    F I G . 5. Energy dependence of the transfer of A D P - A T P carrier into mitochondria in vitro. Transfer in vitro was performed as described in the legend to Fig. 4. After a 60-min transfer, one half of each sample was treated with 0.1 mg proteinase Κ per milliliter at 4° for 60 min; the other half was kept for 60 min at 0°. Then, from both halves, mitochondria were reisolated, and after lysis with Triton the A D P - A T P carrier was immunoprecipitated using Staphylococcus aureus cells. Immunoprecipitates were analyzed by S D S - P A G E and fluorography (A) without proteinase treatment, (B) with proteinase treatment; 1, control incubation; 2, plus oligomycin and rotenone; 3, plus oligo-mycin and antimycin A; 4 plus oligomycin and K C N . For details, see Schleyer et al.n

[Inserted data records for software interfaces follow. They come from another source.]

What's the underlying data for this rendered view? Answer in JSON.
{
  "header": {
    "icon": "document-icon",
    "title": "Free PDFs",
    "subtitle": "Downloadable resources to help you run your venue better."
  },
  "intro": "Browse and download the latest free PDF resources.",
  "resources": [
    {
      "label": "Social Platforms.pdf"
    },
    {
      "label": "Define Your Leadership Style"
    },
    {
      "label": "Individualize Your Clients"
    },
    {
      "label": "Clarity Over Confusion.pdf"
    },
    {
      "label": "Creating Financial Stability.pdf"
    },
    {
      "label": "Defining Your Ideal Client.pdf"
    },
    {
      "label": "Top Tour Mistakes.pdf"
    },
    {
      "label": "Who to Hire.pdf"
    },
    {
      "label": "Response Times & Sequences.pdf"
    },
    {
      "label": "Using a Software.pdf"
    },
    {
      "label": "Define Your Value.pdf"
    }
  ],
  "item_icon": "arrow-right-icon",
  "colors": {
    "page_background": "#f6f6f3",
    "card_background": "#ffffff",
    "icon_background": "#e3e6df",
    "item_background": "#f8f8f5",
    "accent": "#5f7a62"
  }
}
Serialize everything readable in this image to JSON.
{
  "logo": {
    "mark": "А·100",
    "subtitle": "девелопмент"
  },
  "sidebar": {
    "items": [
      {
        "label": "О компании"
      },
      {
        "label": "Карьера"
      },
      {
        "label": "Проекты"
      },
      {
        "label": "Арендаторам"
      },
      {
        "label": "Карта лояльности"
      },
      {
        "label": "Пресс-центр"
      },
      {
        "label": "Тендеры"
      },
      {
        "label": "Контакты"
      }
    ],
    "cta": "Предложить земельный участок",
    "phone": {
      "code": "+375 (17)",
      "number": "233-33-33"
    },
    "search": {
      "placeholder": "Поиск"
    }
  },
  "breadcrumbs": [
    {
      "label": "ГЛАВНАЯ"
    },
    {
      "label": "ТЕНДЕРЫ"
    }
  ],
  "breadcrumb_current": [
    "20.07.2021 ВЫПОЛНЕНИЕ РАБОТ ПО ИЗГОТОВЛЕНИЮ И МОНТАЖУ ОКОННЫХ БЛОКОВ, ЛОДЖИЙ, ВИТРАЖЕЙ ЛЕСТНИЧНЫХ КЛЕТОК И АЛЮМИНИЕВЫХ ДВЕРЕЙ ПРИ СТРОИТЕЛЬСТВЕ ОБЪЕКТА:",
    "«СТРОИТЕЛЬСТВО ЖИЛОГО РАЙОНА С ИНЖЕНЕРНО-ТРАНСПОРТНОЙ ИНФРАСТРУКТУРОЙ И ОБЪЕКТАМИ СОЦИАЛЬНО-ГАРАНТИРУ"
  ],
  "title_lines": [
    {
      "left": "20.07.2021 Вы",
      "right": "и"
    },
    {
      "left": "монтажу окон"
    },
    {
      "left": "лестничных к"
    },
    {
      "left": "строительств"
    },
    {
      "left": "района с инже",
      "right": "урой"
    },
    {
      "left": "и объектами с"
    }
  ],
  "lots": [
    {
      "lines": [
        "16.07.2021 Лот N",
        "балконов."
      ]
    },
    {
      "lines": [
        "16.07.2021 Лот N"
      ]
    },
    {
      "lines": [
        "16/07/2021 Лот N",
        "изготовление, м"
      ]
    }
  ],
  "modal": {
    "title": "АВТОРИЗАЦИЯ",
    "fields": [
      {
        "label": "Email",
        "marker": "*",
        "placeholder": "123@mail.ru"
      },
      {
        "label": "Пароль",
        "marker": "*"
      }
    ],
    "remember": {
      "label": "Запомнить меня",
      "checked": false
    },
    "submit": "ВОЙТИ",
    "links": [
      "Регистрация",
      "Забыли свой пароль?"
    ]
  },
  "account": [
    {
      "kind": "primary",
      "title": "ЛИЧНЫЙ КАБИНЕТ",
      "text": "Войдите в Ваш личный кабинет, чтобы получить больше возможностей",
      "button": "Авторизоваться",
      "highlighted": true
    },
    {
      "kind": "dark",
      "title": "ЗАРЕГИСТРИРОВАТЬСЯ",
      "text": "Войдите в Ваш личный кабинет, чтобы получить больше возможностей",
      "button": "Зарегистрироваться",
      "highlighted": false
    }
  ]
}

  • 286 MITOCHONDRIA [27]

    for a number of proteins it is possible to demonstrate properties specific for the assembled proteins. The ADP-ATP carrier is known to bind carboxya-tractyloside only in the membrane-integrated dimeric form. Binding of this inhibitor protects the carrier form proteolytic fragmentation.35 This was also demonstrated with the carrier transferred in vitro, indicating its assembly into a functional position.36 For subunit 9 of ATPase, it has been found that, unlike the precursor form, the transferred and processed protein acquired the property of being soluble in chloroform - methanol and becomes pre-cipitable with an antibody against FrATPase.

    The in vitro system can be used to determine how universal the transport mechanism is, i.e., whether species well separated in evolution are capable of taking up and processing each others precursor proteins. Neurospora precursors have been found to be imported and processed by yeast and rat liver mitochondria.1 1 1 5 This indicates a degree of universality of the components of the import machinery. 3 5 M. Quingenberg, Η. Aquila, and P. Riccio, this series, Vol. 56, p. 407. 3 6 M. Schleyer and W. Neupert, unpublished.


    Copyright © 1983 by Academic Press, Inc. METHODS IN ENZYMOLOGY. VOL. 97 All rights of reproduction in any form reserved.

    ISBN 0-12-181997-3